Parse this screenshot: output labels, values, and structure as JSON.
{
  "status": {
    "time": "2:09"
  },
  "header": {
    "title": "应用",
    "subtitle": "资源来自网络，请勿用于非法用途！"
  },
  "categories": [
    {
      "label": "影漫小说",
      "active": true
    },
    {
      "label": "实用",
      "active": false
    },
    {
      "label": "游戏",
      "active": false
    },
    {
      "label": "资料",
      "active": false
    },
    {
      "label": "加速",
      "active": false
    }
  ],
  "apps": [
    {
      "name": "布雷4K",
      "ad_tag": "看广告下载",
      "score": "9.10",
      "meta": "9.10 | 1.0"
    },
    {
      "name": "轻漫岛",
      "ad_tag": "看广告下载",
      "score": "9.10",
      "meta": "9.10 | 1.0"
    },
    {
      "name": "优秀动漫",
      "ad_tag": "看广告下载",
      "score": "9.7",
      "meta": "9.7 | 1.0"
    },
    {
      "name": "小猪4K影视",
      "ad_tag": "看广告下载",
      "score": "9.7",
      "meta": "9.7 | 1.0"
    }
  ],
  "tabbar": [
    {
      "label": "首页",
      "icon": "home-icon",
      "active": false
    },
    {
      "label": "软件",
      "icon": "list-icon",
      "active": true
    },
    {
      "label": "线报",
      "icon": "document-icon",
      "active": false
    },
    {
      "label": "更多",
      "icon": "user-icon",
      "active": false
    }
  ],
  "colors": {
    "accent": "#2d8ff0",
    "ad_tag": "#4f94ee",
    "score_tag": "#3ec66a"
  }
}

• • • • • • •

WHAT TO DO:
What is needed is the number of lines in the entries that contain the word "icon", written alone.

PROBLEM SOLUTION:
4